In the face of the unprecedented data explosion and the business velocity we are all experiencing, organizations need to find safe, well-defined ways of managing data and reaping the maximum value from it. In other words, to be successful in a digital world, companies need a Big Data strategy.
Customers expect instant value — the right response or service in real time
One of the benefits of being a data-driven business in the digital economy means we’re all connected. Companies can come up with the right response in real time, something that customers increasingly expect. With real time, there’s a context and it’s easier to get things right – it’s easier to analyze data and extract value.
But many companies are not very well prepared for addressing the data revolution that’s going on around them. They don’t foresee the disruption happening in the marketplace. A good example is the way Uber caught a lot of taxi firms out by disrupting the market through its smartphone app. We could add other examples, like AirBnB or even Tesla. Now there is an urgency to change or the risk of losing out to the Ubers of this world. Whereas process once held us back, now with technology you can reimagine your whole business – it’s down to you and your ability to go beyond what you’ve done in the past and think out of the box.
It’s not just a technology issue; it’s cultural too
Bringing about a change of culture and paradigm isn’t easy. How do you go about it? My SAP colleague David Jonker says, “To run simple, you have to believe that you need to change the way you do things, to simplify your world fundamentally by changing the way you’re organised, the way you do business. It’s not just a technology issue. And it can’t just be the CEO behind it. The CEO, the CIO, all the stakeholders have to have a shared foundation of understanding of what Big Data or the Internet of Things is going to mean for their business.”

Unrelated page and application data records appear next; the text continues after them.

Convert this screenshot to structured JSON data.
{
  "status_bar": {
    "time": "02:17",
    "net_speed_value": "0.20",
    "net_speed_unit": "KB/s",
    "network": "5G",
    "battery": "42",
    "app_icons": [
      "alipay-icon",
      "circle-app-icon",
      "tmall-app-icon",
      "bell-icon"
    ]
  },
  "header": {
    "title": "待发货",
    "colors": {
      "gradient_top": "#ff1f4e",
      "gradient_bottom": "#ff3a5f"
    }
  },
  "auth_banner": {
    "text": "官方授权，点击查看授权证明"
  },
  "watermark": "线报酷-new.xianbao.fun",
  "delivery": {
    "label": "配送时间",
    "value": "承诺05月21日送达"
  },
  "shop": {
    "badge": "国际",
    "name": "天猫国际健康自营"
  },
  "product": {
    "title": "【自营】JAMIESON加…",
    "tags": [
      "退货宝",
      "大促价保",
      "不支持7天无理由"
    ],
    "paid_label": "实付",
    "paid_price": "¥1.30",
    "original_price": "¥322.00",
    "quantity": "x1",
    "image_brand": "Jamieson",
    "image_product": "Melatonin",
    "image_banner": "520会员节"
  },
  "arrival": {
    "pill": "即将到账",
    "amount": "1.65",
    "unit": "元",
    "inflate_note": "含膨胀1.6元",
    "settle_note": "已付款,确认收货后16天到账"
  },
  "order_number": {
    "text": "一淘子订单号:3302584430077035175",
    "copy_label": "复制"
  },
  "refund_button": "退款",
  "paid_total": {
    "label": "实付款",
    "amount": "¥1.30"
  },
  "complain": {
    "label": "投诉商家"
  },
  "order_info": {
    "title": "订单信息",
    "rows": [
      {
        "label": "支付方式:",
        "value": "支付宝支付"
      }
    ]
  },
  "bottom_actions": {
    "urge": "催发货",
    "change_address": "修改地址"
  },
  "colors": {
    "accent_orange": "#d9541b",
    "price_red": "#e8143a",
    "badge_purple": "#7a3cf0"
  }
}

I can see that some customers are doing it right. They’re aware of the urgency to transform their business model, they’re keen to take risk and invest in innovation. Those companies understood that it is much more sustainable to disrupt themselves instead to be disrupted by a new player. They’re also mixing millennials with new thinking with more experienced workers, creating the friction, context, and conditions that makes things happen.
These companies are also leaving behind the processes and complexity of the 20th-century IT landscape. David Jonker recommends that these businesses look out for the first one or two successful use cases that align very closely with their business imperatives. They should then use those successes to get momentum behind these new ways of working.
Value is realised in day-to-day operations
Figuring out how to apply Big Data insights in day-to-day operations is where the real value is realised. For Web pioneers like Google, eBay, and Amazon, their Big Data strategies were about making money instantly – at the point of a Google search, for example.
SAP customers are being successful with Big Data. Walmart in retail, John Deere in agriculture, SK Solutions in construction are just a few examples. They’re successful because they’re grabbing hold of the Big Data opportunity that’s helping them out-compete in their sector. That’s what more companies have to do.
To find out more about keeping your business competitive, watch the Run Simple Show – Creating a Big Data Strategy.